- Assigned task:
In full and without alteration, give the listing again.
• • • •
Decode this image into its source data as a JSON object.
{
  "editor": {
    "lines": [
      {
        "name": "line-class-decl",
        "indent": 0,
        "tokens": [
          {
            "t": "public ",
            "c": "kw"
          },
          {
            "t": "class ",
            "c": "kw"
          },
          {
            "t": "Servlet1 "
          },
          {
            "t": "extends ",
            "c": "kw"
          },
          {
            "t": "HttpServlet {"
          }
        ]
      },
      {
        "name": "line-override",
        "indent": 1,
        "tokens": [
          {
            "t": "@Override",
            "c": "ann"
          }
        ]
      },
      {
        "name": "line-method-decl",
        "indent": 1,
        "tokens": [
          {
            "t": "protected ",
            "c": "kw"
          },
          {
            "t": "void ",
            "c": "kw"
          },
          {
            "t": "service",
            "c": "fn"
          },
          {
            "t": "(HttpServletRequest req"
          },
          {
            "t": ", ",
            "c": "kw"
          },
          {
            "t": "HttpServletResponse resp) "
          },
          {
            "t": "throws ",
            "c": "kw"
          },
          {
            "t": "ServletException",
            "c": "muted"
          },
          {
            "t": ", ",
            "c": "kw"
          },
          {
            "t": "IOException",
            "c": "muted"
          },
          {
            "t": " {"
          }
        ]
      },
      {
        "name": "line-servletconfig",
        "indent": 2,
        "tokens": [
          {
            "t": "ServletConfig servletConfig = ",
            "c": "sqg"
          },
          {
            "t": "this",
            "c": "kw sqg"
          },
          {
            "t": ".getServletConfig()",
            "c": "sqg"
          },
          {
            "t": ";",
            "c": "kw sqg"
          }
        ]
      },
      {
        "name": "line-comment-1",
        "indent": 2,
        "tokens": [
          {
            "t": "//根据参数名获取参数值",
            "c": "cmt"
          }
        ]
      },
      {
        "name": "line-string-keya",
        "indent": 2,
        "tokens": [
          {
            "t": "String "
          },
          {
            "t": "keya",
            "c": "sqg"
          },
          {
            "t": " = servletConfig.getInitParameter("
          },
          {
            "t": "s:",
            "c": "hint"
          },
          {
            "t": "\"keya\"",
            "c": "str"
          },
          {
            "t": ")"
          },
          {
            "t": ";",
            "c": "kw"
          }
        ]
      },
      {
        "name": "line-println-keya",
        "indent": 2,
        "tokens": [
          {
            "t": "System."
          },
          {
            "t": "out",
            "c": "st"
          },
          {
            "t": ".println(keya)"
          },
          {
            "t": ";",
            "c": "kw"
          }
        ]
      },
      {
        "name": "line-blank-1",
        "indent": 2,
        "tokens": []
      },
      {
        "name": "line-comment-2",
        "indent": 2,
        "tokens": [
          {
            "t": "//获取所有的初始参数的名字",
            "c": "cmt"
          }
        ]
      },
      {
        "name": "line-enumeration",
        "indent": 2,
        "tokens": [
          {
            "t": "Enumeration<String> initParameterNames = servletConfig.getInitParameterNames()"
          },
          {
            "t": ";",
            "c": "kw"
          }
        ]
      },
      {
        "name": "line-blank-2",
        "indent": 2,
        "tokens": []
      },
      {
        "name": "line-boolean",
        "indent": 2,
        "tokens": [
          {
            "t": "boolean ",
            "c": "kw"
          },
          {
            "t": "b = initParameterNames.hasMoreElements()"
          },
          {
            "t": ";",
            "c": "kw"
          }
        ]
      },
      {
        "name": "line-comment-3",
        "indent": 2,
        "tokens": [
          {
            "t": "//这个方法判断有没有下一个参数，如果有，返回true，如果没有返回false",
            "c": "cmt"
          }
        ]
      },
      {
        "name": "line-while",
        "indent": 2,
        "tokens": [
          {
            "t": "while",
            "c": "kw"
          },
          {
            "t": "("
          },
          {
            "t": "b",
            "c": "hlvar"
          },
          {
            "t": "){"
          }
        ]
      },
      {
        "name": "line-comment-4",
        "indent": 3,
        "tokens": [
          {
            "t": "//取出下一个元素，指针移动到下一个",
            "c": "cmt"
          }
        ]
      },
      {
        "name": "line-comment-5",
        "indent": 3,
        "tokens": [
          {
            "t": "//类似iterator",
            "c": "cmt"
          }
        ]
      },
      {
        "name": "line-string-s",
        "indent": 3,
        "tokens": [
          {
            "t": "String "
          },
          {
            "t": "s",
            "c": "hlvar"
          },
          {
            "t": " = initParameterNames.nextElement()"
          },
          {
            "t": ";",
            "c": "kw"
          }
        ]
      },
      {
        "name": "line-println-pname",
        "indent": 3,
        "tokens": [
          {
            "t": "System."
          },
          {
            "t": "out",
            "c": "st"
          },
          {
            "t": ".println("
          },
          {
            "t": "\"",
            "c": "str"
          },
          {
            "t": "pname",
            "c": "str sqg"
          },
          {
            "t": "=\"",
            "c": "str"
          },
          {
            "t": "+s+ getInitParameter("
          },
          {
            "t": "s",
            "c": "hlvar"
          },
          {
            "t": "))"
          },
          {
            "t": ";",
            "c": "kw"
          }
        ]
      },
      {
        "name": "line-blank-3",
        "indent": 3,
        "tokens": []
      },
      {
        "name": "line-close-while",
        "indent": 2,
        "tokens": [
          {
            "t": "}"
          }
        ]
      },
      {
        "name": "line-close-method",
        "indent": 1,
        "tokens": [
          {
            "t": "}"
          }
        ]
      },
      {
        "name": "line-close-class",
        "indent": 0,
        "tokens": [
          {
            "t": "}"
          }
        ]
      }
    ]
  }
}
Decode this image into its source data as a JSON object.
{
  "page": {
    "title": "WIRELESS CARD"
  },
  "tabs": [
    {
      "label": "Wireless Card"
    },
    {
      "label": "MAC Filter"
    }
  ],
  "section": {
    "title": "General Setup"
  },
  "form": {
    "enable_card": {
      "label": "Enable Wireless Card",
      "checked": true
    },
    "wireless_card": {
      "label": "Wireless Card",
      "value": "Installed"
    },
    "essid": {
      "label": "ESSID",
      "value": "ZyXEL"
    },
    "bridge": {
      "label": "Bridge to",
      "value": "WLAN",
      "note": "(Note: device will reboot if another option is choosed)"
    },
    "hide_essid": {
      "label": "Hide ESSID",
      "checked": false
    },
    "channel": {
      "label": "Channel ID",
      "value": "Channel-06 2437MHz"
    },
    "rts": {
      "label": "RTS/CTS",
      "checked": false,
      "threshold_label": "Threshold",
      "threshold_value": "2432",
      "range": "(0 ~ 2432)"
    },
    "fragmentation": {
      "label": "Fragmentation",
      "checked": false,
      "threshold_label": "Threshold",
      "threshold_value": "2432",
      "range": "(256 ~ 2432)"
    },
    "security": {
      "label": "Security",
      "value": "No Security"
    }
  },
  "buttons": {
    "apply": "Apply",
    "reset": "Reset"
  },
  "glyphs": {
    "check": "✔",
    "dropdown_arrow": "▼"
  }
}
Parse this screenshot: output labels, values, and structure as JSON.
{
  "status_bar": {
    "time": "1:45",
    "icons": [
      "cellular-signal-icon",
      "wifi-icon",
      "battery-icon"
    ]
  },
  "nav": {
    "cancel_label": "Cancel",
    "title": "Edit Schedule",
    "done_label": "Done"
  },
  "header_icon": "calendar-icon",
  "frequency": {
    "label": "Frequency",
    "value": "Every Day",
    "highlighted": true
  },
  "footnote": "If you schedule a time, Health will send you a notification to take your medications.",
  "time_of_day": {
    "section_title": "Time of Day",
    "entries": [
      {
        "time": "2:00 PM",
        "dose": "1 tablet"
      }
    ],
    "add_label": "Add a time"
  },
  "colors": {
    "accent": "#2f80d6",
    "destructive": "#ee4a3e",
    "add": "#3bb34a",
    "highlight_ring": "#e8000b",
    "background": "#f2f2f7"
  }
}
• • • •
- Reply to the task:
Decode this image into its source data as a JSON object.
{
  "editor": {
    "lines": [
      {
        "name": "line-class-decl",
        "indent": 0,
        "tokens": [
          {
            "t": "public ",
            "c": "kw"
          },
          {
            "t": "class ",
            "c": "kw"
          },
          {
            "t": "Servlet1 "
          },
          {
            "t": "extends ",
            "c": "kw"
          },
          {
            "t": "HttpServlet {"
          }
        ]
      },
      {
        "name": "line-override",
        "indent": 1,
        "tokens": [
          {
            "t": "@Override",
            "c": "ann"
          }
        ]
      },
      {
        "name": "line-method-decl",
        "indent": 1,
        "tokens": [
          {
            "t": "protected ",
            "c": "kw"
          },
          {
            "t": "void ",
            "c": "kw"
          },
          {
            "t": "service",
            "c": "fn"
          },
          {
            "t": "(HttpServletRequest req"
          },
          {
            "t": ", ",
            "c": "kw"
          },
          {
            "t": "HttpServletResponse resp) "
          },
          {
            "t": "throws ",
            "c": "kw"
          },
          {
            "t": "ServletException",
            "c": "muted"
          },
          {
            "t": ", ",
            "c": "kw"
          },
          {
            "t": "IOException",
            "c": "muted"
          },
          {
            "t": " {"
          }
        ]
      },
      {
        "name": "line-servletconfig",
        "indent": 2,
        "tokens": [
          {
            "t": "ServletConfig servletConfig = ",
            "c": "sqg"
          },
          {
            "t": "this",
            "c": "kw sqg"
          },
          {
            "t": ".getServletConfig()",
            "c": "sqg"
          },
          {
            "t": ";",
            "c": "kw sqg"
          }
        ]
      },
      {
        "name": "line-comment-1",
        "indent": 2,
        "tokens": [
          {
            "t": "//根据参数名获取参数值",
            "c": "cmt"
          }
        ]
      },
      {
        "name": "line-string-keya",
        "indent": 2,
        "tokens": [
          {
            "t": "String "
          },
          {
            "t": "keya",
            "c": "sqg"
          },
          {
            "t": " = servletConfig.getInitParameter("
          },
          {
            "t": "s:",
            "c": "hint"
          },
          {
            "t": "\"keya\"",
            "c": "str"
          },
          {
            "t": ")"
          },
          {
            "t": ";",
            "c": "kw"
          }
        ]
      },
      {
        "name": "line-println-keya",
        "indent": 2,
        "tokens": [
          {
            "t": "System."
          },
          {
            "t": "out",
            "c": "st"
          },
          {
            "t": ".println(keya)"
          },
          {
            "t": ";",
            "c": "kw"
          }
        ]
      },
      {
        "name": "line-blank-1",
        "indent": 2,
        "tokens": []
      },
      {
        "name": "line-comment-2",
        "indent": 2,
        "tokens": [
          {
            "t": "//获取所有的初始参数的名字",
            "c": "cmt"
          }
        ]
      },
      {
        "name": "line-enumeration",
        "indent": 2,
        "tokens": [
          {
            "t": "Enumeration<String> initParameterNames = servletConfig.getInitParameterNames()"
          },
          {
            "t": ";",
            "c": "kw"
          }
        ]
      },
      {
        "name": "line-blank-2",
        "indent": 2,
        "tokens": []
      },
      {
        "name": "line-boolean",
        "indent": 2,
        "tokens": [
          {
            "t": "boolean ",
            "c": "kw"
          },
          {
            "t": "b = initParameterNames.hasMoreElements()"
          },
          {
            "t": ";",
            "c": "kw"
          }
        ]
      },
      {
        "name": "line-comment-3",
        "indent": 2,
        "tokens": [
          {
            "t": "//这个方法判断有没有下一个参数，如果有，返回true，如果没有返回false",
            "c": "cmt"
          }
        ]
      },
      {
        "name": "line-while",
        "indent": 2,
        "tokens": [
          {
            "t": "while",
            "c": "kw"
          },
          {
            "t": "("
          },
          {
            "t": "b",
            "c": "hlvar"
          },
          {
            "t": "){"
          }
        ]
      },
      {
        "name": "line-comment-4",
        "indent": 3,
        "tokens": [
          {
            "t": "//取出下一个元素，指针移动到下一个",
            "c": "cmt"
          }
        ]
      },
      {
        "name": "line-comment-5",
        "indent": 3,
        "tokens": [
          {
            "t": "//类似iterator",
            "c": "cmt"
          }
        ]
      },
      {
        "name": "line-string-s",
        "indent": 3,
        "tokens": [
          {
            "t": "String "
          },
          {
            "t": "s",
            "c": "hlvar"
          },
          {
            "t": " = initParameterNames.nextElement()"
          },
          {
            "t": ";",
            "c": "kw"
          }
        ]
      },
      {
        "name": "line-println-pname",
        "indent": 3,
        "tokens": [
          {
            "t": "System."
          },
          {
            "t": "out",
            "c": "st"
          },
          {
            "t": ".println("
          },
          {
            "t": "\"",
            "c": "str"
          },
          {
            "t": "pname",
            "c": "str sqg"
          },
          {
            "t": "=\"",
            "c": "str"
          },
          {
            "t": "+s+ getInitParameter("
          },
          {
            "t": "s",
            "c": "hlvar"
          },
          {
            "t": "))"
          },
          {
            "t": ";",
            "c": "kw"
          }
        ]
      },
      {
        "name": "line-blank-3",
        "indent": 3,
        "tokens": []
      },
      {
        "name": "line-close-while",
        "indent": 2,
        "tokens": [
          {
            "t": "}"
          }
        ]
      },
      {
        "name": "line-close-method",
        "indent": 1,
        "tokens": [
          {
            "t": "}"
          }
        ]
      },
      {
        "name": "line-close-class",
        "indent": 0,
        "tokens": [
          {
            "t": "}"
          }
        ]
      }
    ]
  }
}
Decode this image into its source data as a JSON object.
{
  "page": {
    "title": "WIRELESS CARD"
  },
  "tabs": [
    {
      "label": "Wireless Card"
    },
    {
      "label": "MAC Filter"
    }
  ],
  "section": {
    "title": "General Setup"
  },
  "form": {
    "enable_card": {
      "label": "Enable Wireless Card",
      "checked": true
    },
    "wireless_card": {
      "label": "Wireless Card",
      "value": "Installed"
    },
    "essid": {
      "label": "ESSID",
      "value": "ZyXEL"
    },
    "bridge": {
      "label": "Bridge to",
      "value": "WLAN",
      "note": "(Note: device will reboot if another option is choosed)"
    },
    "hide_essid": {
      "label": "Hide ESSID",
      "checked": false
    },
    "channel": {
      "label": "Channel ID",
      "value": "Channel-06 2437MHz"
    },
    "rts": {
      "label": "RTS/CTS",
      "checked": false,
      "threshold_label": "Threshold",
      "threshold_value": "2432",
      "range": "(0 ~ 2432)"
    },
    "fragmentation": {
      "label": "Fragmentation",
      "checked": false,
      "threshold_label": "Threshold",
      "threshold_value": "2432",
      "range": "(256 ~ 2432)"
    },
    "security": {
      "label": "Security",
      "value": "No Security"
    }
  },
  "buttons": {
    "apply": "Apply",
    "reset": "Reset"
  },
  "glyphs": {
    "check": "✔",
    "dropdown_arrow": "▼"
  }
}
Parse this screenshot: output labels, values, and structure as JSON.
{
  "status_bar": {
    "time": "1:45",
    "icons": [
      "cellular-signal-icon",
      "wifi-icon",
      "battery-icon"
    ]
  },
  "nav": {
    "cancel_label": "Cancel",
    "title": "Edit Schedule",
    "done_label": "Done"
  },
  "header_icon": "calendar-icon",
  "frequency": {
    "label": "Frequency",
    "value": "Every Day",
    "highlighted": true
  },
  "footnote": "If you schedule a time, Health will send you a notification to take your medications.",
  "time_of_day": {
    "section_title": "Time of Day",
    "entries": [
      {
        "time": "2:00 PM",
        "dose": "1 tablet"
      }
    ],
    "add_label": "Add a time"
  },
  "colors": {
    "accent": "#2f80d6",
    "destructive": "#ee4a3e",
    "add": "#3bb34a",
    "highlight_ring": "#e8000b",
    "background": "#f2f2f7"
  }
}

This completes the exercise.